And then there’s the closing track, Love And Affection. Often remembered as the runt of the pack, if it’s remembered at all, it’s actually Hysteria’s most underrated track – a rush of guitar-heavy pop with a light touch that’s absent from the rest of the album. You could argue that the album wouldn’t be any worse if they’d left it off, but that would be missing the point. Hysteria is a perfect 12-track work of art, end of story. Add a song and you’re drawing a moustache on the Mona Lisa, take one away and you’re chopping the cock off Michelangelo’s David.

Wisely, this box set treats Hysteria like the holy relic it is. Those 12 untouchable tracks perch regally at the centre, with everything else built around it.

The four extra discs in the top-of-the range option pull together all the periphera from the era. Which is most essential depends on your preference for studio tracks over their live counterparts. Two of the discs round-up the various B-sides and remixes from the time. Tear It Down, Ring Of Fire, I softwareuiphraseguid=“de1763ef-2b52-41e4-94d5-92aff078adc4”>SOFTWAREmark” gingersoftwareuiphraseguid=“b7fc1316-1b8c-46f9-9bad-a9c5d88443ac” id=“d919cb56-2d17-4304-8de5-6ca304ab03b9”>Wanna Be Your Hero and an updated version of Ride Into The Sun from their very first EP – all perfectly serviceable, though none are good enough to challenge for a place in Hysteria’s first team (a hilariously sloshed version of Engelbert Humperdinck’s Release Me featuring road manager Malvin Mortimer on vocals wouldn’t even be allowed in the dressing room).

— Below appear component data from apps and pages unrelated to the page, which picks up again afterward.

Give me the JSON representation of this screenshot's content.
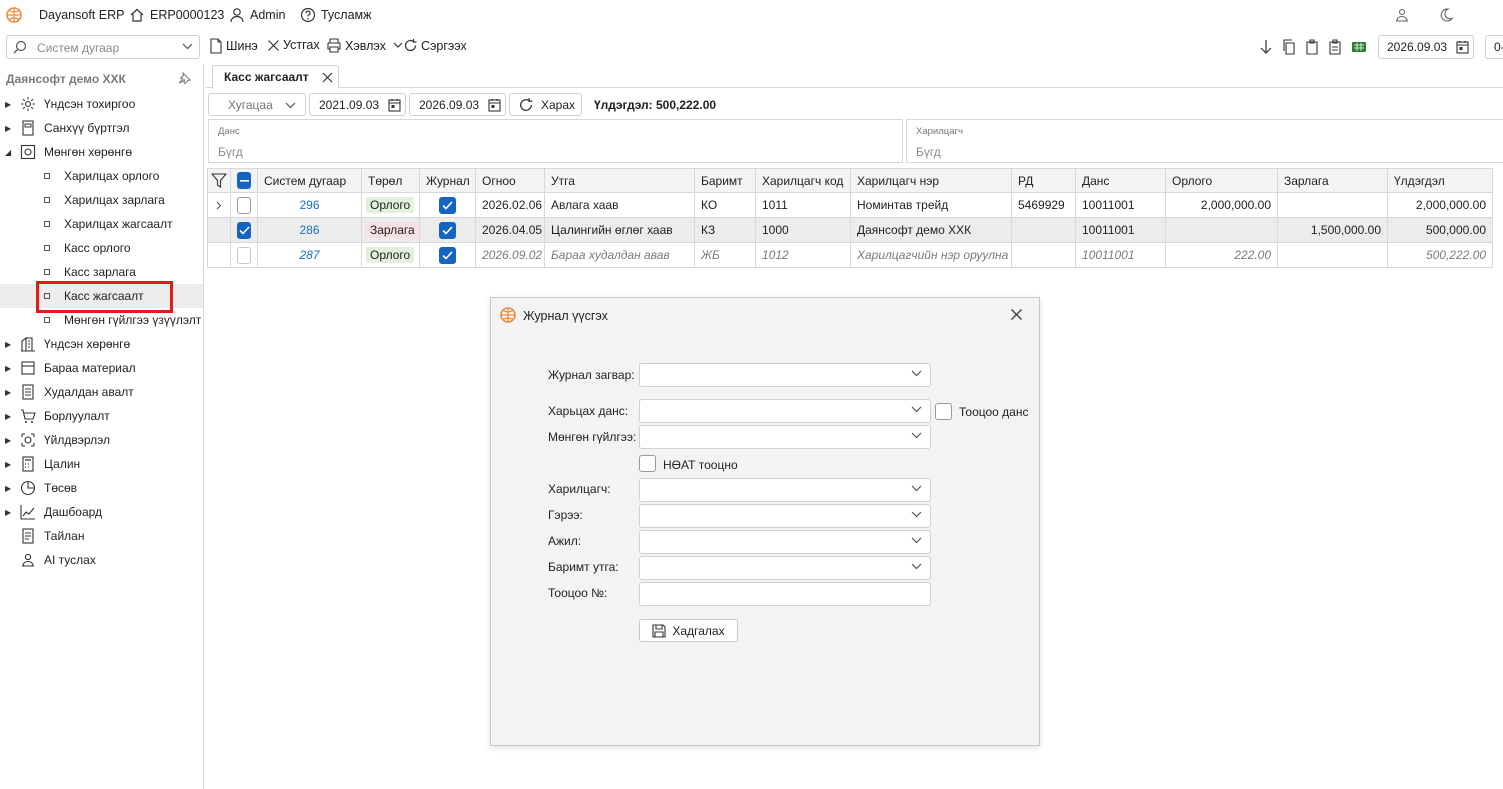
{
  "titlebar": {
    "app_name": "Dayansoft ERP",
    "doc_code": "ERP0000123",
    "user": "Admin",
    "help": "Тусламж"
  },
  "toolbar": {
    "search_placeholder": "Систем дугаар",
    "new_label": "Шинэ",
    "delete_label": "Устгах",
    "print_label": "Хэвлэх",
    "refresh_label": "Сэргээх",
    "date": "2026.09.03",
    "cut_label": "0-"
  },
  "sidebar": {
    "title": "Даянсофт демо ХХК",
    "items": [
      {
        "label": "Үндсэн тохиргоо",
        "icon": "gear-icon"
      },
      {
        "label": "Санхүү бүртгэл",
        "icon": "book-icon"
      },
      {
        "label": "Мөнгөн хөрөнгө",
        "icon": "safe-icon"
      },
      {
        "label": "Үндсэн хөрөнгө",
        "icon": "building-icon"
      },
      {
        "label": "Бараа материал",
        "icon": "box-icon"
      },
      {
        "label": "Худалдан авалт",
        "icon": "list-icon"
      },
      {
        "label": "Борлуулалт",
        "icon": "cart-icon"
      },
      {
        "label": "Үйлдвэрлэл",
        "icon": "factory-icon"
      },
      {
        "label": "Цалин",
        "icon": "calculator-icon"
      },
      {
        "label": "Төсөв",
        "icon": "pie-icon"
      },
      {
        "label": "Дашбоард",
        "icon": "chart-icon"
      },
      {
        "label": "Тайлан",
        "icon": "report-icon"
      },
      {
        "label": "AI туслах",
        "icon": "robot-icon"
      }
    ],
    "subitems": [
      "Харилцах орлого",
      "Харилцах зарлага",
      "Харилцах жагсаалт",
      "Касс орлого",
      "Касс зарлага",
      "Касс жагсаалт",
      "Мөнгөн гүйлгээ үзүүлэлт"
    ]
  },
  "tab": {
    "label": "Касс жагсаалт"
  },
  "filters": {
    "period": "Хугацаа",
    "date_from": "2021.09.03",
    "date_to": "2026.09.03",
    "view_label": "Харах",
    "balance": "Үлдэгдэл: 500,222.00",
    "account_caption": "Данс",
    "account_value": "Бүгд",
    "partner_caption": "Харилцагч",
    "partner_value": "Бүгд"
  },
  "grid": {
    "headers": [
      "Систем дугаар",
      "Төрөл",
      "Журнал",
      "Огноо",
      "Утга",
      "Баримт",
      "Харилцагч код",
      "Харилцагч нэр",
      "РД",
      "Данс",
      "Орлого",
      "Зарлага",
      "Үлдэгдэл"
    ],
    "rows": [
      {
        "sys": "296",
        "type": "Орлого",
        "date": "2026.02.06",
        "desc": "Авлага хаав",
        "doc": "КО",
        "pcode": "1011",
        "pname": "Номинтав трейд",
        "rd": "5469929",
        "acct": "10011001",
        "income": "2,000,000.00",
        "expense": "",
        "balance": "2,000,000.00"
      },
      {
        "sys": "286",
        "type": "Зарлага",
        "date": "2026.04.05",
        "desc": "Цалингийн өглөг хаав",
        "doc": "КЗ",
        "pcode": "1000",
        "pname": "Даянсофт демо ХХК",
        "rd": "",
        "acct": "10011001",
        "income": "",
        "expense": "1,500,000.00",
        "balance": "500,000.00"
      },
      {
        "sys": "287",
        "type": "Орлого",
        "date": "2026.09.02",
        "desc": "Бараа худалдан авав",
        "doc": "ЖБ",
        "pcode": "1012",
        "pname": "Харилцагчийн нэр оруулна",
        "rd": "",
        "acct": "10011001",
        "income": "222.00",
        "expense": "",
        "balance": "500,222.00"
      }
    ]
  },
  "dialog": {
    "title": "Журнал үүсгэх",
    "template_label": "Журнал загвар:",
    "corr_account_label": "Харьцах данс:",
    "calc_account_label": "Тооцоо данс",
    "cash_flow_label": "Мөнгөн гүйлгээ:",
    "vat_label": "НӨАТ тооцно",
    "partner_label": "Харилцагч:",
    "contract_label": "Гэрээ:",
    "job_label": "Ажил:",
    "doc_desc_label": "Баримт утга:",
    "calc_no_label": "Тооцоо №:",
    "save_label": "Хадгалах"
  },
  "colors": {
    "accent": "#1565c0",
    "link": "#1a6ec4",
    "income_tag_bg": "#e3f0dc",
    "expense_tag_bg": "#f8e1e1",
    "highlight": "#e21a1a",
    "logo": "#f08a3c"
  }
}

The assorted Nuclear, Lunar and Orgasmic Mixes of the various singles couldn’t be more 1980s if they came hand-delivered by Max Headroom driving a Sinclair C5. In terms of 80s touchstones worth getting nostalgic about, the 12-inch remix is down near the bottom of the list.

Discs four and five are more interesting for the Leps diehard, containing an entire live show captured on their groundbreaking In The Round tour. While a recording that has gathered dust in the vaults for 30 years is never going to challenge Live And Dangerous for the title of Greatest Live Album Ever, it’s still a fine aural snapshot of a band in their imperial prime. But it also begs the question: where are the accompanying visuals? The tour was filmed – “We have lights, we have cameras,” Joe Elliott says during the intro to Women – but there’s no sign of any footage.

That’s the one real frustration here. Def Leppard have always been reluctant to throw open the archive for public consumption, but surely this self-imposed statute of limitations has run out? Maybe there aren’t any unheard tracks missing in action, but it would be intriguing to hear how the ones that did make it grew from the ground up. Hell, there’s a bunch of Jim Steinman demos out there somewhere. Go on, next time put your balls on the table and let this stuff out of the vaults. It‘s what Cinderella would have done.

Dave Everley

Dave Everley has been writing about and occasionally humming along to music since the early 90s. During that time, he has been Deputy Editor on Kerrang! and Classic Rock, Associate Editor on Q magazine and staff writer/tea boy on Raw, not necessarily in that order. He has written for Metal Hammer, Louder, Prog, the Observer, Select, Mojo, the Evening Standard and the totally legendary Ultrakill. He is still waiting for Billy Gibbons to send him a bottle of hot sauce he was promised several years ago.